Dilating and fracturing side struts of open cell stents frequently used in pediatric cardiac interventions—An in vitro study
Background: Open cell stents are frequently used in interventional therapy of congenital heart disease. Overstenting of vessel branches may necessitate strut dilation. Methods and Results: The strut size achievable in Bard Valeo and Cook Formula stents, and the pressure necessary to fracture struts was assessed. In addition, a self expanding stent (Optimed SinusflexDS) was also tested. With the original balloon at nominal pressure, in Valeo stents side struts could be dilated to approximately 90% of the nominal stent diameter, in Formula stents to approximately 80%. With larger high pressure woven balloons, strut size increased to approximately 125% in Valeo stents, and to approximately 105% in the Formula. Strut fracture can connect two adjoining struts. Pressures were dependent on the balloon utilized. Sidestruts of the Sinusflex could lastingly overdilated with large balloons only. Conclusion: Dilation and overdilation of side struts in open cell stents can be achieved. Dependent on the clinical context, the original balloon used to place the premounted stent can be used to achieve strut dilation, but woven high pressure balloons maybe safer for patients.

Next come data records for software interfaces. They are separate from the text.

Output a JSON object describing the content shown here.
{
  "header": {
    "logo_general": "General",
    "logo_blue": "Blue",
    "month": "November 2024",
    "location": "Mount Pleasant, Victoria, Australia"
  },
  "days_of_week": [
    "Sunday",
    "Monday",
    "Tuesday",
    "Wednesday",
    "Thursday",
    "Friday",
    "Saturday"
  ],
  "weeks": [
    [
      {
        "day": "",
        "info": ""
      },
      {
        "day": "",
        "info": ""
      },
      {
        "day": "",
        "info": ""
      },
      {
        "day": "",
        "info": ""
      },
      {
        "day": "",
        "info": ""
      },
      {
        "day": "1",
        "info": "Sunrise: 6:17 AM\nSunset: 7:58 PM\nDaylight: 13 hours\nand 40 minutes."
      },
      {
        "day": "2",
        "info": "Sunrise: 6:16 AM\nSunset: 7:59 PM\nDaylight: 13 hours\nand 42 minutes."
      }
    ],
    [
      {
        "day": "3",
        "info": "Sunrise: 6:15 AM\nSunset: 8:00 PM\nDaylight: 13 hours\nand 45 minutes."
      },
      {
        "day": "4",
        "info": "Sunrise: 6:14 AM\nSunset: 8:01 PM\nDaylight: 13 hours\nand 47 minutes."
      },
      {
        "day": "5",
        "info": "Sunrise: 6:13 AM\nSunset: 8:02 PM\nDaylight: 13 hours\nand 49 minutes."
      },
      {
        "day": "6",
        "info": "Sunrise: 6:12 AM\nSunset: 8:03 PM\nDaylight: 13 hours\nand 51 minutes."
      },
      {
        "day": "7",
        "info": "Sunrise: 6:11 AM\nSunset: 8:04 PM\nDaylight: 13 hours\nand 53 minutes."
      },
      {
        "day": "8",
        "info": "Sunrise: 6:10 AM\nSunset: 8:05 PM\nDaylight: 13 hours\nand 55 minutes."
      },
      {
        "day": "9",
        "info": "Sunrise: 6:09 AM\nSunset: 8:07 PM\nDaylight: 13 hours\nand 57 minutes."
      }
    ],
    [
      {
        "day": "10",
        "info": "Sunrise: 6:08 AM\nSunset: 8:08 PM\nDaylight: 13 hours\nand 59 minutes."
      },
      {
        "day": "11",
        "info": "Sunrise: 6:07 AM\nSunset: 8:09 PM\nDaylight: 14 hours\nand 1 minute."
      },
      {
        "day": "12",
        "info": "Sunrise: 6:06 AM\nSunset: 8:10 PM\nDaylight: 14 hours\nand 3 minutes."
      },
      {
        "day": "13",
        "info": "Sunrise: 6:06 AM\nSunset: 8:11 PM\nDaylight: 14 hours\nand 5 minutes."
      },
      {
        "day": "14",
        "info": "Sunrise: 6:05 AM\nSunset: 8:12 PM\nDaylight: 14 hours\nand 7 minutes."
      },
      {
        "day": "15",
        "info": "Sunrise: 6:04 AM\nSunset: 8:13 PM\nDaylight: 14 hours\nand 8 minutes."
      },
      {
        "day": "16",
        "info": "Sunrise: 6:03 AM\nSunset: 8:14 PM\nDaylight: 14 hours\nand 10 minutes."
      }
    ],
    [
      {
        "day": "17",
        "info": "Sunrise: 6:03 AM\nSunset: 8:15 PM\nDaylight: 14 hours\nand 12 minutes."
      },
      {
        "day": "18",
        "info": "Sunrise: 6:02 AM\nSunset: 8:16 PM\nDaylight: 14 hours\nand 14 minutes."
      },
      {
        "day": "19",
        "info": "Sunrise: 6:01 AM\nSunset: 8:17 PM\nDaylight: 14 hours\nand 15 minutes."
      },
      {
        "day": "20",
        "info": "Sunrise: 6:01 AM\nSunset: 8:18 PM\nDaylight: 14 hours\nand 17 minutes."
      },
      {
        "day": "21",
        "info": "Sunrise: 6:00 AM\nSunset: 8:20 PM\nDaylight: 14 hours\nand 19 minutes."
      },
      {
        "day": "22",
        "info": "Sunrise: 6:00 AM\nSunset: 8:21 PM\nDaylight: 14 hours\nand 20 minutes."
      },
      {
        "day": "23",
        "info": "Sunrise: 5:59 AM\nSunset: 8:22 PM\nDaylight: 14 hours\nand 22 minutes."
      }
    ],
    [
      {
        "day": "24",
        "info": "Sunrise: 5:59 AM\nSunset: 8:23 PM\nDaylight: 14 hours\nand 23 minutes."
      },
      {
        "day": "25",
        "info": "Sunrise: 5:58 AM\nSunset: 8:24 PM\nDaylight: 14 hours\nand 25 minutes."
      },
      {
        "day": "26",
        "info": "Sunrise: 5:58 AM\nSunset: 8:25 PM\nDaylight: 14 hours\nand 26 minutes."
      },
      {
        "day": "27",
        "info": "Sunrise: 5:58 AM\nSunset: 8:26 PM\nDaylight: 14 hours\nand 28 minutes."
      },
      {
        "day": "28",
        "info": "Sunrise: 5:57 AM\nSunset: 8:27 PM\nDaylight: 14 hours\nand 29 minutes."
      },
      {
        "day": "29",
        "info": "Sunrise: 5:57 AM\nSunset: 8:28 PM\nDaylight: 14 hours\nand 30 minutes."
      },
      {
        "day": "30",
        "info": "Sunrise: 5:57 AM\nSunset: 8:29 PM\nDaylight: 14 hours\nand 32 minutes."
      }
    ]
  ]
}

Should a larger diameter be required, these high pressure woven balloons can achieve bigger diameters and even strut fracture.
|Keywords||congenital heart disease, side struts, stent, stent fracture|
|Persistent URL||dx.doi.org/10.1111/joic.12549, hdl.handle.net/1765/110037|
|Journal||Journal of Interventional Cardiology: an international forum for global cardiovascular therapies|
Krasemann, T, Kruit, M.N, van der Mark, A.E. (Arthur E.), Zeggelaar, M. (Martijn), Dalinghaus, M, & van Beynum, I.M. (2018). Dilating and fracturing side struts of open cell stents frequently used in pediatric cardiac interventions—An in vitro study. Journal of Interventional Cardiology: an international forum for global cardiovascular therapies. doi:10.1111/joic.12549